What to produce ▸ Print every record exactly, omitting none.

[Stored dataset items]
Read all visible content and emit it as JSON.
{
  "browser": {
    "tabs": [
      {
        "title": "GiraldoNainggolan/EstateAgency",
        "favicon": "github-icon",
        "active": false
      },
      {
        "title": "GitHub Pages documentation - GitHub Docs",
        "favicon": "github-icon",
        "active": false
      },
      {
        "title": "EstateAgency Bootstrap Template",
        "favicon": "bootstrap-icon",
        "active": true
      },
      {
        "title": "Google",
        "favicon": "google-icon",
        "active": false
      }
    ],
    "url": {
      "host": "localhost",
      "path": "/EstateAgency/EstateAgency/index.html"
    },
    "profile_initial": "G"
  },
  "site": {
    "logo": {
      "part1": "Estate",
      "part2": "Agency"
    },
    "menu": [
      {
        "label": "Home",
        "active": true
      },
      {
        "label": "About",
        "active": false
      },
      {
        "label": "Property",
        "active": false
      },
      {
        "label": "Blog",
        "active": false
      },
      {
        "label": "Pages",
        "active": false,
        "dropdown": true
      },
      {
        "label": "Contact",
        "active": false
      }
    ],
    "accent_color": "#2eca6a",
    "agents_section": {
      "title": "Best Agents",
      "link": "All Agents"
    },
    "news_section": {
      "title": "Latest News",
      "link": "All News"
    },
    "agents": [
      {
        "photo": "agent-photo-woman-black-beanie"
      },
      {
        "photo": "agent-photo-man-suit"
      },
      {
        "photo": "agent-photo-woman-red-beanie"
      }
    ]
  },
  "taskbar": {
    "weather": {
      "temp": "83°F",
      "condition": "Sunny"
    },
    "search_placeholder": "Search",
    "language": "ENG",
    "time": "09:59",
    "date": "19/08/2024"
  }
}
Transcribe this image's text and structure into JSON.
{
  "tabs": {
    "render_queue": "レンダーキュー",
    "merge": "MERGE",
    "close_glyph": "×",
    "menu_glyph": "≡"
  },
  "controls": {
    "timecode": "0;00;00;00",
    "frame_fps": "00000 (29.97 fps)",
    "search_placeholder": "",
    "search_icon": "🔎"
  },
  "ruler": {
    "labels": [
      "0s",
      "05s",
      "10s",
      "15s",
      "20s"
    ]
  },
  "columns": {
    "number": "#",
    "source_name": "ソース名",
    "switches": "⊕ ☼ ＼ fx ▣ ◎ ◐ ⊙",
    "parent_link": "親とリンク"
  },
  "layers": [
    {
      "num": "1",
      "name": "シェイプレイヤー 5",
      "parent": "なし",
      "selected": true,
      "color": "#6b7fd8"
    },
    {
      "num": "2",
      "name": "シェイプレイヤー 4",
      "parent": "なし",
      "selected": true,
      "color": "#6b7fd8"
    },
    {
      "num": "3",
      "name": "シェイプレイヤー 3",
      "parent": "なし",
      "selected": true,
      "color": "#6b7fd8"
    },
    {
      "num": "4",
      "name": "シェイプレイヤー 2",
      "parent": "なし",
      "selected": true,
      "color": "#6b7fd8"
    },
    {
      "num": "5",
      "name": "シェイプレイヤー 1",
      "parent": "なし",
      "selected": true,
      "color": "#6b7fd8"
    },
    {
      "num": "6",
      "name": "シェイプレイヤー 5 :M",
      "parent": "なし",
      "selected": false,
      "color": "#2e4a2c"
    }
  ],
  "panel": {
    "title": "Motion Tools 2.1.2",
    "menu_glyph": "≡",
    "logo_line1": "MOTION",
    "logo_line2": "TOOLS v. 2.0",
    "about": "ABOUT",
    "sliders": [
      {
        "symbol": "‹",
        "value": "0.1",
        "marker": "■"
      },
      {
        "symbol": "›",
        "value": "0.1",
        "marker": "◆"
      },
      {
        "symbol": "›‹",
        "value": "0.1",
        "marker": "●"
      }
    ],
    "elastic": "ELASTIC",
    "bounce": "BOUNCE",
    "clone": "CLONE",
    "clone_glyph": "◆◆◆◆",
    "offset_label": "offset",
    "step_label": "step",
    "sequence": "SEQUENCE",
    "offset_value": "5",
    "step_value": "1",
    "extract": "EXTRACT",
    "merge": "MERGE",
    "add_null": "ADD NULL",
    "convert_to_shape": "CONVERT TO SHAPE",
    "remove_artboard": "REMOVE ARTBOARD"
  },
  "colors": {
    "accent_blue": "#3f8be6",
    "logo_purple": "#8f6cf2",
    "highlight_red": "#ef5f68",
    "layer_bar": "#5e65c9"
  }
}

Answer for this exercise ▸
Read all visible content and emit it as JSON.
{
  "browser": {
    "tabs": [
      {
        "title": "GiraldoNainggolan/EstateAgency",
        "favicon": "github-icon",
        "active": false
      },
      {
        "title": "GitHub Pages documentation - GitHub Docs",
        "favicon": "github-icon",
        "active": false
      },
      {
        "title": "EstateAgency Bootstrap Template",
        "favicon": "bootstrap-icon",
        "active": true
      },
      {
        "title": "Google",
        "favicon": "google-icon",
        "active": false
      }
    ],
    "url": {
      "host": "localhost",
      "path": "/EstateAgency/EstateAgency/index.html"
    },
    "profile_initial": "G"
  },
  "site": {
    "logo": {
      "part1": "Estate",
      "part2": "Agency"
    },
    "menu": [
      {
        "label": "Home",
        "active": true
      },
      {
        "label": "About",
        "active": false
      },
      {
        "label": "Property",
        "active": false
      },
      {
        "label": "Blog",
        "active": false
      },
      {
        "label": "Pages",
        "active": false,
        "dropdown": true
      },
      {
        "label": "Contact",
        "active": false
      }
    ],
    "accent_color": "#2eca6a",
    "agents_section": {
      "title": "Best Agents",
      "link": "All Agents"
    },
    "news_section": {
      "title": "Latest News",
      "link": "All News"
    },
    "agents": [
      {
        "photo": "agent-photo-woman-black-beanie"
      },
      {
        "photo": "agent-photo-man-suit"
      },
      {
        "photo": "agent-photo-woman-red-beanie"
      }
    ]
  },
  "taskbar": {
    "weather": {
      "temp": "83°F",
      "condition": "Sunny"
    },
    "search_placeholder": "Search",
    "language": "ENG",
    "time": "09:59",
    "date": "19/08/2024"
  }
}
Transcribe this image's text and structure into JSON.
{
  "tabs": {
    "render_queue": "レンダーキュー",
    "merge": "MERGE",
    "close_glyph": "×",
    "menu_glyph": "≡"
  },
  "controls": {
    "timecode": "0;00;00;00",
    "frame_fps": "00000 (29.97 fps)",
    "search_placeholder": "",
    "search_icon": "🔎"
  },
  "ruler": {
    "labels": [
      "0s",
      "05s",
      "10s",
      "15s",
      "20s"
    ]
  },
  "columns": {
    "number": "#",
    "source_name": "ソース名",
    "switches": "⊕ ☼ ＼ fx ▣ ◎ ◐ ⊙",
    "parent_link": "親とリンク"
  },
  "layers": [
    {
      "num": "1",
      "name": "シェイプレイヤー 5",
      "parent": "なし",
      "selected": true,
      "color": "#6b7fd8"
    },
    {
      "num": "2",
      "name": "シェイプレイヤー 4",
      "parent": "なし",
      "selected": true,
      "color": "#6b7fd8"
    },
    {
      "num": "3",
      "name": "シェイプレイヤー 3",
      "parent": "なし",
      "selected": true,
      "color": "#6b7fd8"
    },
    {
      "num": "4",
      "name": "シェイプレイヤー 2",
      "parent": "なし",
      "selected": true,
      "color": "#6b7fd8"
    },
    {
      "num": "5",
      "name": "シェイプレイヤー 1",
      "parent": "なし",
      "selected": true,
      "color": "#6b7fd8"
    },
    {
      "num": "6",
      "name": "シェイプレイヤー 5 :M",
      "parent": "なし",
      "selected": false,
      "color": "#2e4a2c"
    }
  ],
  "panel": {
    "title": "Motion Tools 2.1.2",
    "menu_glyph": "≡",
    "logo_line1": "MOTION",
    "logo_line2": "TOOLS v. 2.0",
    "about": "ABOUT",
    "sliders": [
      {
        "symbol": "‹",
        "value": "0.1",
        "marker": "■"
      },
      {
        "symbol": "›",
        "value": "0.1",
        "marker": "◆"
      },
      {
        "symbol": "›‹",
        "value": "0.1",
        "marker": "●"
      }
    ],
    "elastic": "ELASTIC",
    "bounce": "BOUNCE",
    "clone": "CLONE",
    "clone_glyph": "◆◆◆◆",
    "offset_label": "offset",
    "step_label": "step",
    "sequence": "SEQUENCE",
    "offset_value": "5",
    "step_value": "1",
    "extract": "EXTRACT",
    "merge": "MERGE",
    "add_null": "ADD NULL",
    "convert_to_shape": "CONVERT TO SHAPE",
    "remove_artboard": "REMOVE ARTBOARD"
  },
  "colors": {
    "accent_blue": "#3f8be6",
    "logo_purple": "#8f6cf2",
    "highlight_red": "#ef5f68",
    "layer_bar": "#5e65c9"
  }
}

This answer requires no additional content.